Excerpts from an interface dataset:
+-------+
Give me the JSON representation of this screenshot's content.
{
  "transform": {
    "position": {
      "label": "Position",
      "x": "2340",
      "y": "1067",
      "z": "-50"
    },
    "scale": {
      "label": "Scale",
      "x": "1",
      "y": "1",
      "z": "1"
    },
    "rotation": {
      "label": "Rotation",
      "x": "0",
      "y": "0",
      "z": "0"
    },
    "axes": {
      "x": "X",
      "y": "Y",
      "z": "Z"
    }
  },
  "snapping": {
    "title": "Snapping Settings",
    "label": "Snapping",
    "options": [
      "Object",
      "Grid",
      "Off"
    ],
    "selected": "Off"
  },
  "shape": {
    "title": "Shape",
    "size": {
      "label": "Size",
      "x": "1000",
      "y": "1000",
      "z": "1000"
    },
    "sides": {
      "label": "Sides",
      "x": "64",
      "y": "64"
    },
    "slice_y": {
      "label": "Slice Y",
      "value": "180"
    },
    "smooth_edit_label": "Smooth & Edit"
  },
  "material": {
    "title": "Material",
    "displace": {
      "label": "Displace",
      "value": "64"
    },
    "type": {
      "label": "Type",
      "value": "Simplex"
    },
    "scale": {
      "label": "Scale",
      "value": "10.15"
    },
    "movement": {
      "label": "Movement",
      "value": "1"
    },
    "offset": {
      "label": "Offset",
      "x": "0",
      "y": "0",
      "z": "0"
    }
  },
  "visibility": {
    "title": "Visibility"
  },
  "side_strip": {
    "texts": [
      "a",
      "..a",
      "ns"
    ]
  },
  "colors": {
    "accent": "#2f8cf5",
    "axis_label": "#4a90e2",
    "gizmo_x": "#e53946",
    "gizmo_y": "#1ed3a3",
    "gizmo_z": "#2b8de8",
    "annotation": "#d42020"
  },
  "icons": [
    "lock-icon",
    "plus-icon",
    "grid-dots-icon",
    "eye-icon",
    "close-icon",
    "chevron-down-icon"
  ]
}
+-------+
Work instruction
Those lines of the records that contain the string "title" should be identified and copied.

Response to this task
    "title": "Snapping Settings",
    "title": "Shape",
    "title": "Material",
    "title": "Visibility"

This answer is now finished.